Talking to the teenage boys in the camp, you realize the complicated and tragic nature of the situation.

Most of the child soldiers were forcibly abducted from their homes, and some had engaged in different forms of combat and illegal activity while impressed into service by the FLDR insurgent group. But they’re still kids, and the UN is focused intently on helping them get a fresh start if they manage to escape their captors.

So we watched them Skype with relatives back home who assured them it was okay to return. We saw them catch up on their schooling and play pick-up soccer with the other guys. And we witnessed them get the basic health care services they had been denied for the many months and years they had been living in the bush.

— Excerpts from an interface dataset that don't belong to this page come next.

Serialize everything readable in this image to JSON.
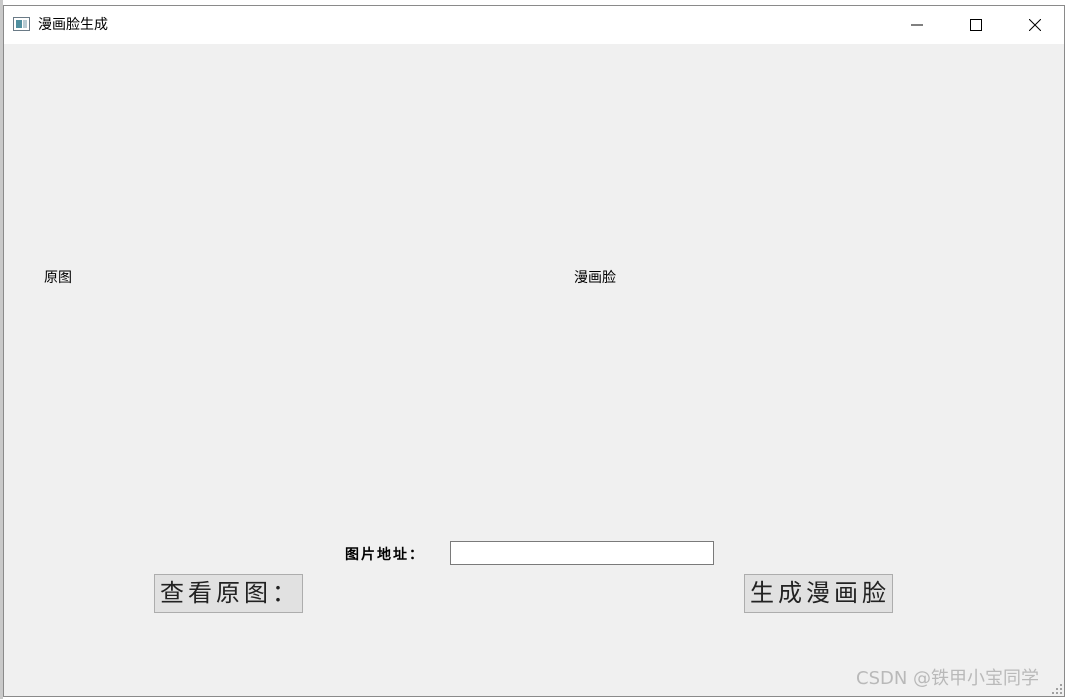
{
  "window": {
    "title": "漫画脸生成"
  },
  "titlebar": {
    "icons": [
      "app-window-icon",
      "minimize-icon",
      "maximize-icon",
      "close-icon"
    ]
  },
  "labels": {
    "original": "原图",
    "cartoon": "漫画脸",
    "image_path": "图片地址："
  },
  "input": {
    "image_path_value": ""
  },
  "buttons": {
    "view_original": "查看原图：",
    "generate": "生成漫画脸"
  },
  "watermark": "CSDN @铁甲小宝同学",
  "colors": {
    "window_bg": "#f0f0f0",
    "titlebar_bg": "#ffffff",
    "button_bg": "#e1e1e1"
  }
}
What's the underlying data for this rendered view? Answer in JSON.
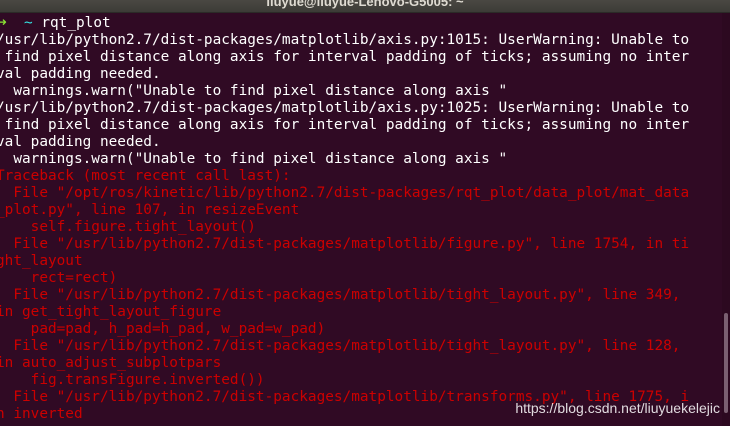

But it’s not an easy journey. UN officials told us they lack the resources to work with local communities in a meaningful way to guarantee a smooth re-entry. As a result, some of the child soldiers we met today may return, once again, to the bush for lack of any other option.

Every journey begins somewhere, and for some of the kids at Munigi, the efforts of the UN will lead to a normal life back with their families or in another community in the Democratic Republic of Congo or Rwanda.

As we were leaving Munigi, a child soldier walked into the camp, ready to surrender. He had already lived in the bush for seven years. He had a completely empty look in his eyes – I can only imagine the trauma he suffered. I hope that he’s one of the kids that makes it.

[Top photo: UNICEF]